But window strikes are by far the most deadly for birds.
Window strikes often happen at night when migratory birds are attracted to the lit-up windows.
These lights are like giant visual magnets to the birds. The same goes for tall towers that have flashing white lights on top of them.
The flashing strobes attract migrating birds that then fly in circles around them often striking the tower or guy wires holding the towers up. This is even a larger issue during stormy nights.
Red lights seem to have less of a draw to birds and are now being used more. I have seen dozens of dead birds under a cell tower after a foggy or stormy night. It’s such a sad sight.
There are several initiatives in North America trying to teach us to turn off lights in windows in offices, condos, businesses and similar large buildings at night, especially during migration.

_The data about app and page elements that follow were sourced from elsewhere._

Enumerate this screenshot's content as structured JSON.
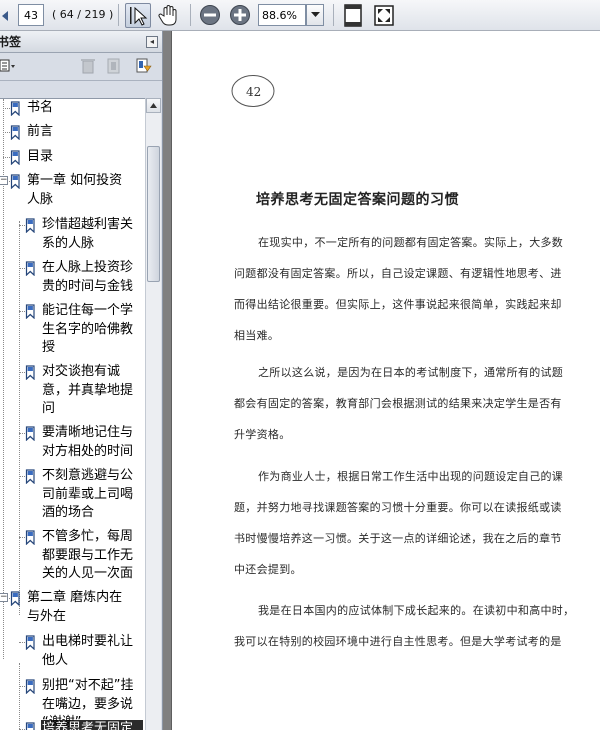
{
  "toolbar": {
    "page_current": "43",
    "page_count": "( 64 / 219 )",
    "zoom": "88.6%",
    "icons": [
      "select-cursor-icon",
      "hand-tool-icon",
      "zoom-out-icon",
      "zoom-in-icon",
      "fit-page-icon",
      "fit-width-icon"
    ]
  },
  "bookmarks": {
    "title": "书签",
    "collapse": "◂",
    "items": [
      {
        "lines": [
          "书名"
        ]
      },
      {
        "lines": [
          "前言"
        ]
      },
      {
        "lines": [
          "目录"
        ]
      },
      {
        "lines": [
          "第一章  如何投资",
          "人脉"
        ],
        "expanded": true
      },
      {
        "lines": [
          "珍惜超越利害关",
          "系的人脉"
        ]
      },
      {
        "lines": [
          "在人脉上投资珍",
          "贵的时间与金钱"
        ]
      },
      {
        "lines": [
          "能记住每一个学",
          "生名字的哈佛教",
          "授"
        ]
      },
      {
        "lines": [
          "对交谈抱有诚",
          "意，并真挚地提",
          "问"
        ]
      },
      {
        "lines": [
          "要清晰地记住与",
          "对方相处的时间"
        ]
      },
      {
        "lines": [
          "不刻意逃避与公",
          "司前辈或上司喝",
          "酒的场合"
        ]
      },
      {
        "lines": [
          "不管多忙，每周",
          "都要跟与工作无",
          "关的人见一次面"
        ]
      },
      {
        "lines": [
          "第二章  磨炼内在",
          "与外在"
        ],
        "expanded": true
      },
      {
        "lines": [
          "出电梯时要礼让",
          "他人"
        ]
      },
      {
        "lines": [
          "别把“对不起”挂",
          "在嘴边，要多说",
          "“谢谢”"
        ]
      },
      {
        "lines": [
          "培养思考无固定"
        ],
        "selected": true
      }
    ]
  },
  "document": {
    "page_number": "42",
    "section_title": "培养思考无固定答案问题的习惯",
    "paragraphs": [
      [
        "在现实中，不一定所有的问题都有固定答案。实际上，大多数",
        "问题都没有固定答案。所以，自己设定课题、有逻辑性地思考、进",
        "而得出结论很重要。但实际上，这件事说起来很简单，实践起来却",
        "相当难。"
      ],
      [
        "之所以这么说，是因为在日本的考试制度下，通常所有的试题",
        "都会有固定的答案，教育部门会根据测试的结果来决定学生是否有",
        "升学资格。"
      ],
      [
        "作为商业人士，根据日常工作生活中出现的问题设定自己的课",
        "题，并努力地寻找课题答案的习惯十分重要。你可以在读报纸或读",
        "书时慢慢培养这一习惯。关于这一点的详细论述，我在之后的章节",
        "中还会提到。"
      ],
      [
        "我是在日本国内的应试体制下成长起来的。在读初中和高中时，",
        "我可以在特别的校园环境中进行自主性思考。但是大学考试考的是"
      ]
    ]
  }
}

Turning the lights off in these buildings does not completely stop birds from hitting them, but it does make a huge difference in the bird strike rates. There have been successful programs in at least 34 major cities in the U.S., with Houston leading the way in Texas. As an example, the Houston Audubon sends out action alerts on nights with predicted heavy migration flights asking folks to turn off the lights.
Daylight strikes are also a big problem for these large and often tall buildings.
There are now bird-friendly windows available, designed to tilt slightly which takes away that look of a flight path to a bird. A few architects and builders of larger buildings are catching on, but not enough as of yet.
Even home windows are a big issue since windows look much like an opening for birds to fly through, but instead, they hit head-on, often resulting in death.
These types of collisions are happening mostly during the day, but homes also experience lit window phenomena.
There are numerous ways to mark your windows to break up that flight path. Bird tape sold by the American Bird Conservancy and other organizations is one of the most successful.
It is a semitransparent tape that you install at intervals on the windows so the birds can see them. We installed Bird tape a while back on all the windows here at our Gulf Coast Bird Observatory headquarters, and we have not had any window strikes since, so they truly do work.
Birds have a very tough life as it is dealing with natural threats. Add in all the man-made threats and their chances are much diminished. But this is something we can do something about. We should all strive to spread the word and cause a change.
More than 1 billion dead birds every year are just way too many.